I don't have the gift of prophecy but God gave me a bit of a prophetic gift one day to meet someone's need. It happened this way: I was praying and then I saw a picture in my mind, clear as day, of a lady that I had worked with. She went to school with my husband. What I saw was her sitting in an office crying and Jesus was standing behind her with His hands on her shoulders. I knew that I had to find her. So I found my husband and said we have to go and find ______. I said she's in an office. My husband knew where her husband's business was, so we drove there. I went in and there she was. I said, "God sent me here to tell you that everything is going to be alright." She said, "I just received divorce papers from my husband." She said "Is that all? Is that why you came?" I told her about the picture of her that I saw in my mind, and that God had sent me to her.

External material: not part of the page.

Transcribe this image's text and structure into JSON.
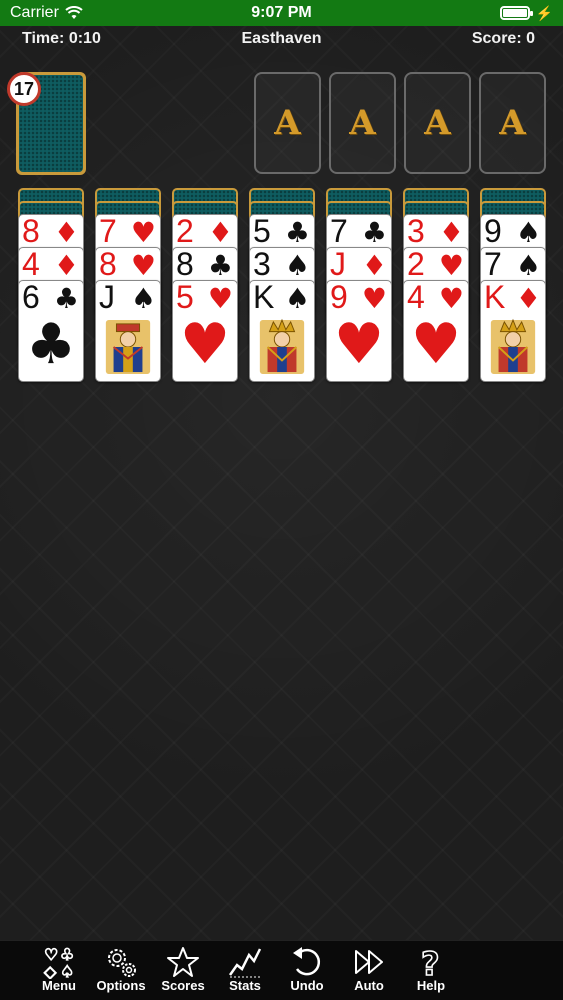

It comforted her, and everything did turn out ok for her. She's remarried now.

So, I guess that was a word of knowledge, and I don't doubt it when people receive a message from God. I think we see the prophetic gifts clearly in Scripture, like when Agabus said there would be a famine and there was (Acts 11:28). I've had people prophesy over me, and have their words come true.
In The Pursuit of God, A. W. Tozer writes, "Jesus taught that He wrought His works by always keeping His inward eyes upon His Father. His power lay in His continuous look at God (John 5:19-21)."